  19. ^ ".NET Core is the Future of .NET". .NET Blog. May 6, 2019. Retrieved May 17, 2019.
  20. ^ "What's new in .NET Core 3.0". .NET documentation. Retrieved December 30, 2020.
  21. ^ "Announcing .NET 5.0". .NET Blog. November 10, 2020. Retrieved November 21, 2020.
  22. ^ a b Lander, Richard (November 8, 2021). "Announcing .NET 6 – The Fastest .NET Yet". .NET Blog. Retrieved May 6, 2022.
  23. ^ a b Douglas, Jon (November 8, 2022). ".NET 7 is Available Today". .NET Blog. Retrieved January 13, 2024.
  24. ^ a b Seth, Gaurav (November 14, 2023). "Announcing .NET 8". .NET Blog.
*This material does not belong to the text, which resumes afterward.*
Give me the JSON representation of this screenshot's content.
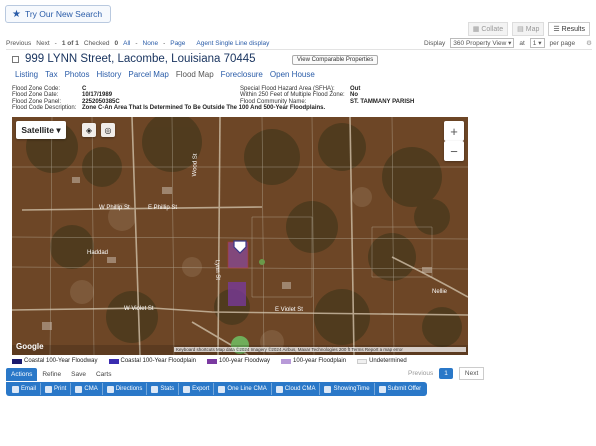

Retrieved January 13, 2024.
  25. ^ ".NET Core official support policy". .NET. Microsoft.
  26. ^ "Announcing .NET Core 1.0". .NET Blog. Microsoft. June 27, 2016.
  27. ^ "Announcing .NET Core 1.1". .NET Blog. Microsoft. November 16, 2016.
  28. ^ "Announcing .NET Core 3.0". .NET Blog. Microsoft. September 23, 2019.
  29. ^ "Announcing .NET Core 3.1". .NET Blog. Microsoft. December 3, 2019.
  30. ^ a b "Announcing .NET 5.0". .NET Blog. Microsoft. November 10, 2020.
  31. ^ "Alpine 3.10.0 released | Alpine Linux". alpinelinux.org. Retrieved June 9, 2020.
  32. ^ "dotnet/core". GitHub. Retrieved June 9, 2020.
  33. ^ ".NET framework supports different programming languages". Retrieved April 21, 2022.
  34. ^ "Visual Basic in .NET Core 3.0 | Visual Basic Blog". Blogs.msdn.microsoft.com. October 12, 2019. Retrieved January 18, 2020.
  35. ^ "Visual Basic support planned for .NET 5.0 | Visual Basic Blog". Blogs.msdn.microsoft.com. March 11, 2020. Retrieved August 26, 2020.
  36. ^ a b c Carter, Phillip; Knezevic, Zlatko (April 2016). ".NET Core – .NET Goes Cross-Platform with .NET Core". MSDN Magazine. Microsoft.
  37. ^ Lander, Rich (May 7, 2018). ".NET Core 3 and Support for Windows Desktop Applications". MSDN. Microsoft.
  38. ^ ".NET Core 2.1, 3.1, and .NET 5.0 updates are coming to Microsoft Update". .NET Blog. December 3, 2020. Retrieved December 15, 2020.
  39. ^ "Understanding .NET Framework, .NET Core, .NET Standard And Future .NET". www.c-sharpcorner.com. Retrieved February 1, 2021.
  40. ^ Landwerth, Immo (February 3, 2015). "CoreCLR is now Open Source". .NET Framework Blog. Microsoft. Retrieved February 27, 2015.
  41. ^ "Why RyuJIT? How was the name chosen?". nuWave eSolutions Development Team Blog. November 25, 2014. Retrieved June 21, 2016.
  42. ^ Ramel, David (August 31, 2020). "Microsoft Survey: Developers Held Back by Lack of 'Native AOT' in .NET Core -". Visual Studio Magazine. Archived from the original on October 22, 2020. Retrieved February 1, 2021.
  43. ^ Landwerth, Immo (December 4, 2014). "Introducing .NET Core". .NET Framework Blog. Microsoft. Retrieved February 27, 2015.
  44. ^ "Intro to .NET Native and CoreRT". GitHub. April 23, 2016.
  45. ^ "Intro to CLI". GitHub. April 23, 2016.
  46. ^ "What is .NET MAUI? - .NET MAUI". learn.microsoft.com. Retrieved November 8, 2022.
  47. ^ Wang, Abel (September 9, 2020). What is the dotnet bot? (Podcast). Microsoft. Event occurs at 4 seconds in. Retrieved March 9, 2021.

48. Differences Between .NET Framework and .NET Core www.techieclues.com

Further reading